### Required work
Start at the top of the records below and copy them exactly to the end.

****************************************

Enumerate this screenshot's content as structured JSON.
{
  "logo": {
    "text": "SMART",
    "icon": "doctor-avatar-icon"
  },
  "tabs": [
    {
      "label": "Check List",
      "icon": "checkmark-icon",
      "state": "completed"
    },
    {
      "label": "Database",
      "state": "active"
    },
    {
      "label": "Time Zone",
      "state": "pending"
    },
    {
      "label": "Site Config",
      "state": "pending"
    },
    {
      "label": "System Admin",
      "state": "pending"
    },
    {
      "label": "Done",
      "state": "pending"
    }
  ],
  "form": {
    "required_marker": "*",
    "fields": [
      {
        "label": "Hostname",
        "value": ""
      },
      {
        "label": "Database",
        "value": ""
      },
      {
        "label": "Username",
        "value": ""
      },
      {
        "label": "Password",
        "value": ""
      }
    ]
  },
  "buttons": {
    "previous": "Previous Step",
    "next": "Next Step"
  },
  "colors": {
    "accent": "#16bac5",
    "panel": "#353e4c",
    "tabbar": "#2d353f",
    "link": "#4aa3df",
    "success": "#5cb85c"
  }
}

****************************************

### Written response
Enumerate this screenshot's content as structured JSON.
{
  "logo": {
    "text": "SMART",
    "icon": "doctor-avatar-icon"
  },
  "tabs": [
    {
      "label": "Check List",
      "icon": "checkmark-icon",
      "state": "completed"
    },
    {
      "label": "Database",
      "state": "active"
    },
    {
      "label": "Time Zone",
      "state": "pending"
    },
    {
      "label": "Site Config",
      "state": "pending"
    },
    {
      "label": "System Admin",
      "state": "pending"
    },
    {
      "label": "Done",
      "state": "pending"
    }
  ],
  "form": {
    "required_marker": "*",
    "fields": [
      {
        "label": "Hostname",
        "value": ""
      },
      {
        "label": "Database",
        "value": ""
      },
      {
        "label": "Username",
        "value": ""
      },
      {
        "label": "Password",
        "value": ""
      }
    ]
  },
  "buttons": {
    "previous": "Previous Step",
    "next": "Next Step"
  },
  "colors": {
    "accent": "#16bac5",
    "panel": "#353e4c",
    "tabbar": "#2d353f",
    "link": "#4aa3df",
    "success": "#5cb85c"
  }
}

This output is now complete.